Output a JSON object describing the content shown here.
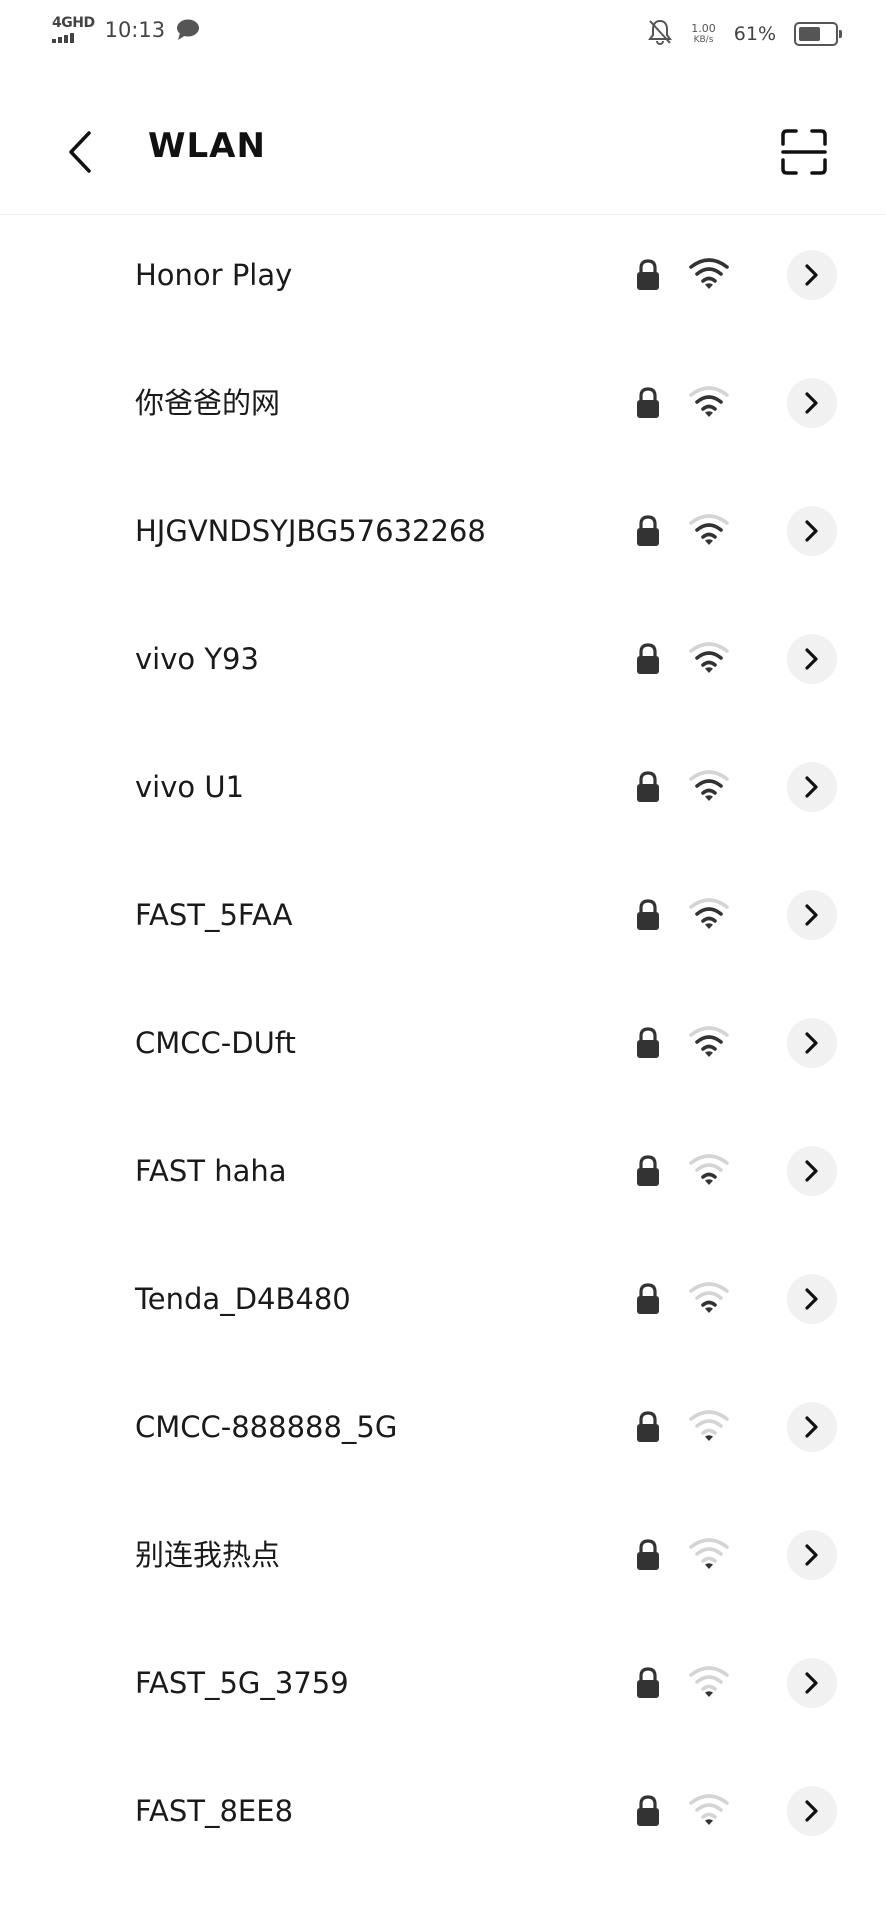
{
  "status_bar": {
    "network_type": "4GHD",
    "time": "10:13",
    "speed_value": "1.00",
    "speed_unit": "KB/s",
    "battery_percent": "61%",
    "battery_level": 0.61
  },
  "header": {
    "title": "WLAN"
  },
  "networks": [
    {
      "name": "Honor Play",
      "secured": true,
      "signal": 4
    },
    {
      "name": "你爸爸的网",
      "secured": true,
      "signal": 3
    },
    {
      "name": "HJGVNDSYJBG57632268",
      "secured": true,
      "signal": 3
    },
    {
      "name": "vivo Y93",
      "secured": true,
      "signal": 3
    },
    {
      "name": "vivo U1",
      "secured": true,
      "signal": 3
    },
    {
      "name": "FAST_5FAA",
      "secured": true,
      "signal": 3
    },
    {
      "name": "CMCC-DUft",
      "secured": true,
      "signal": 3
    },
    {
      "name": "FAST haha",
      "secured": true,
      "signal": 2
    },
    {
      "name": "Tenda_D4B480",
      "secured": true,
      "signal": 2
    },
    {
      "name": "CMCC-888888_5G",
      "secured": true,
      "signal": 1
    },
    {
      "name": "别连我热点",
      "secured": true,
      "signal": 1
    },
    {
      "name": "FAST_5G_3759",
      "secured": true,
      "signal": 1
    },
    {
      "name": "FAST_8EE8",
      "secured": true,
      "signal": 1
    }
  ],
  "colors": {
    "signal_on": "#333333",
    "signal_off": "#d4d4d4",
    "detail_bg": "#f1f1f1"
  }
}
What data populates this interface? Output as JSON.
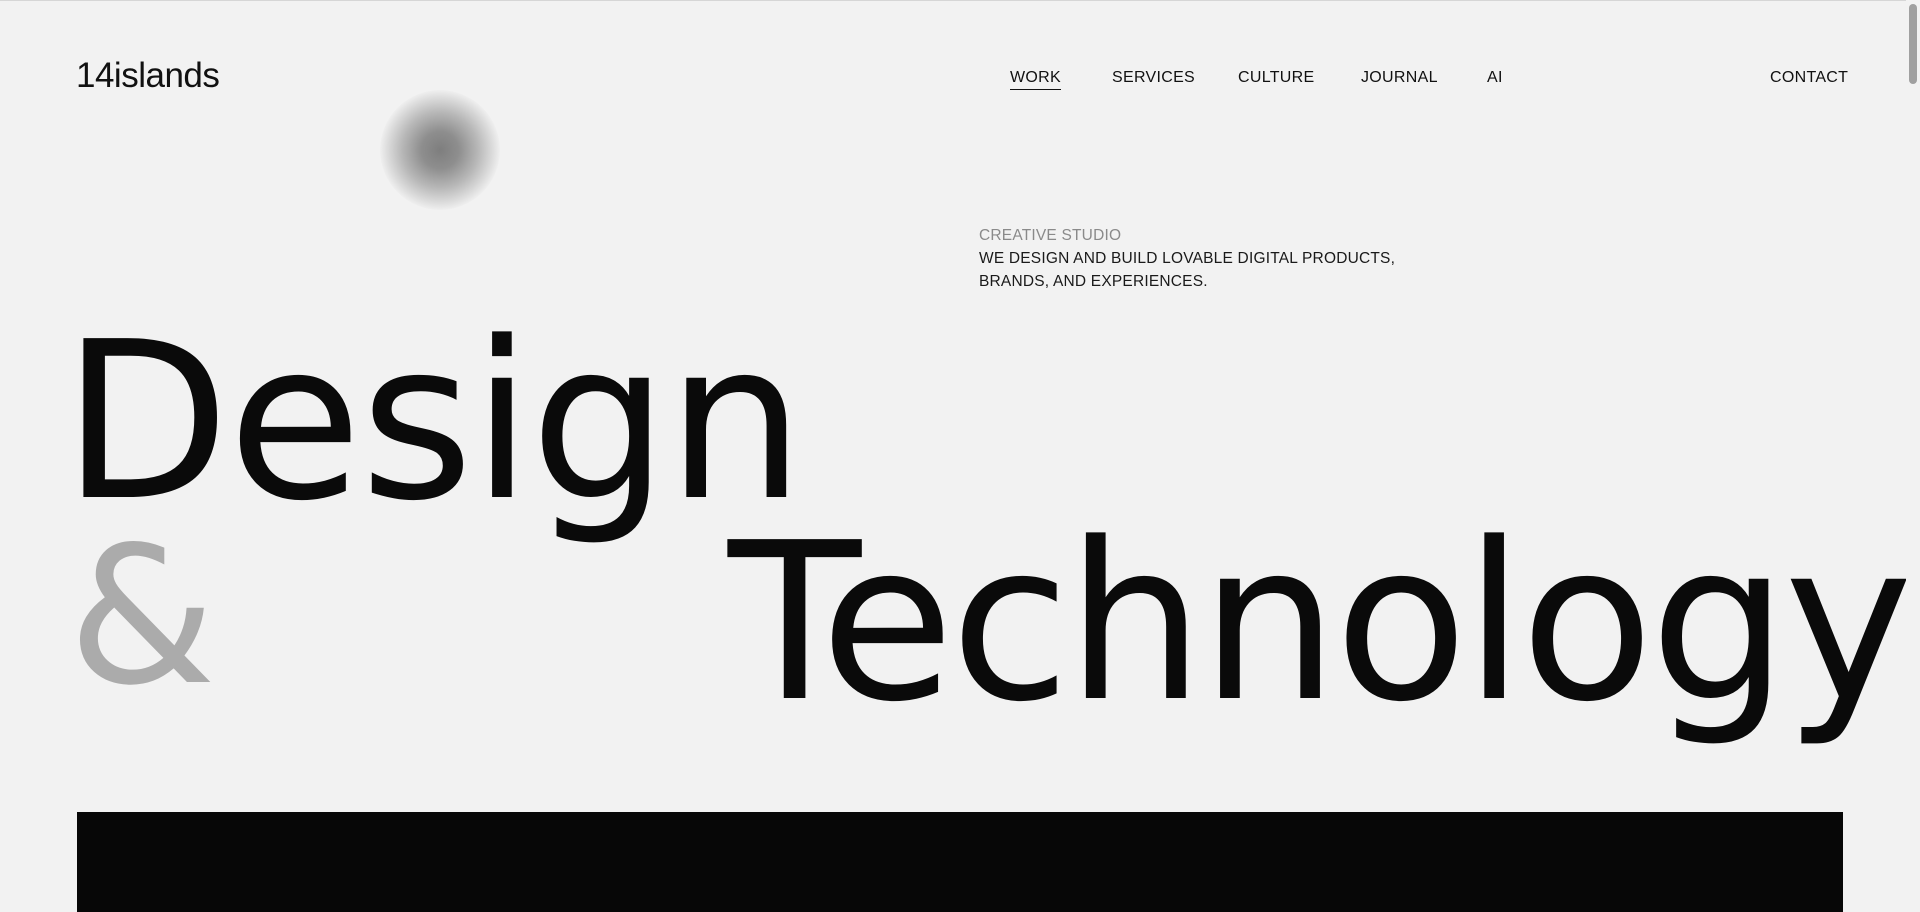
{
  "brand": {
    "logo_text": "14islands"
  },
  "nav": {
    "items": [
      {
        "label": "WORK",
        "active": true
      },
      {
        "label": "SERVICES",
        "active": false
      },
      {
        "label": "CULTURE",
        "active": false
      },
      {
        "label": "JOURNAL",
        "active": false
      },
      {
        "label": "AI",
        "active": false
      }
    ],
    "contact_label": "CONTACT"
  },
  "intro": {
    "label": "CREATIVE STUDIO",
    "text": "WE DESIGN AND BUILD LOVABLE DIGITAL PRODUCTS, BRANDS, AND EXPERIENCES."
  },
  "hero": {
    "word1": "Design",
    "ampersand": "&",
    "word2": "Technology"
  },
  "colors": {
    "background": "#f2f2f2",
    "text": "#0a0a0a",
    "ampersand": "#ababab",
    "label": "#8a8a8a",
    "panel": "#070707"
  }
}
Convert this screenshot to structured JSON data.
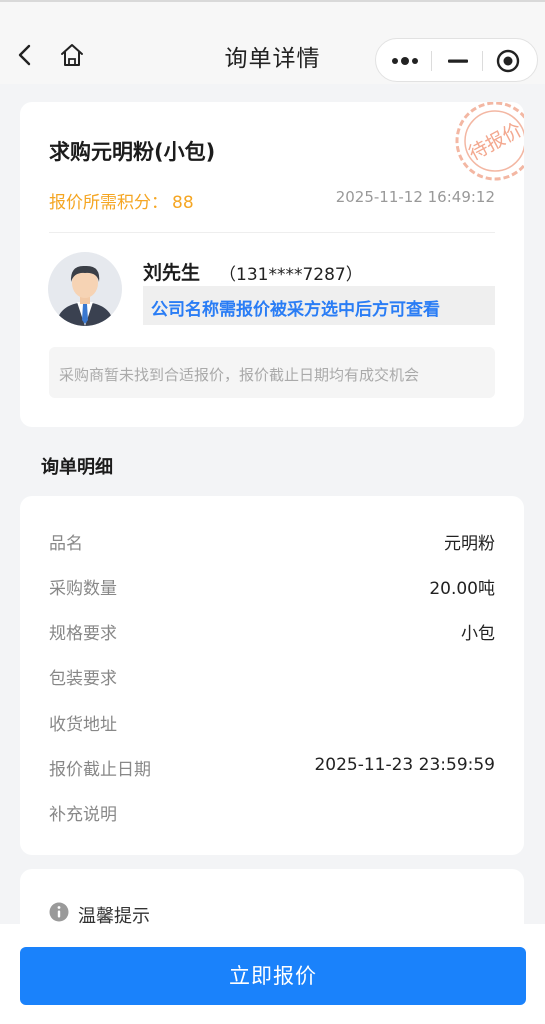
{
  "header": {
    "title": "询单详情",
    "back_icon": "back-arrow-icon",
    "home_icon": "home-icon",
    "capsule": {
      "more_icon": "more-dots-icon",
      "minimize_icon": "minimize-icon",
      "close_icon": "close-target-icon"
    }
  },
  "inquiry": {
    "title": "求购元明粉(小包)",
    "points_label": "报价所需积分：",
    "points_value": "88",
    "datetime": "2025-11-12 16:49:12",
    "status_stamp": "待报价",
    "buyer": {
      "name": "刘先生",
      "phone": "（131****7287）",
      "company_notice": "公司名称需报价被采方选中后方可查看"
    },
    "hint": "采购商暂未找到合适报价，报价截止日期均有成交机会"
  },
  "details": {
    "section_title": "询单明细",
    "rows": [
      {
        "label": "品名",
        "value": "元明粉"
      },
      {
        "label": "采购数量",
        "value": "20.00吨"
      },
      {
        "label": "规格要求",
        "value": "小包"
      },
      {
        "label": "包装要求",
        "value": ""
      },
      {
        "label": "收货地址",
        "value": ""
      },
      {
        "label": "报价截止日期",
        "value": "2025-11-23 23:59:59"
      },
      {
        "label": "补充说明",
        "value": ""
      }
    ]
  },
  "tips": {
    "title": "温馨提示",
    "icon": "info-icon"
  },
  "action": {
    "quote_label": "立即报价"
  },
  "colors": {
    "accent_blue": "#1a82fb",
    "points_orange": "#f5a623",
    "notice_blue": "#2a7df5",
    "stamp_orange": "#f3a88f"
  }
}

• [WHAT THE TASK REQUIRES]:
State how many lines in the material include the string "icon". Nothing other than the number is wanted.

• [YOUR SOLUTION]:
6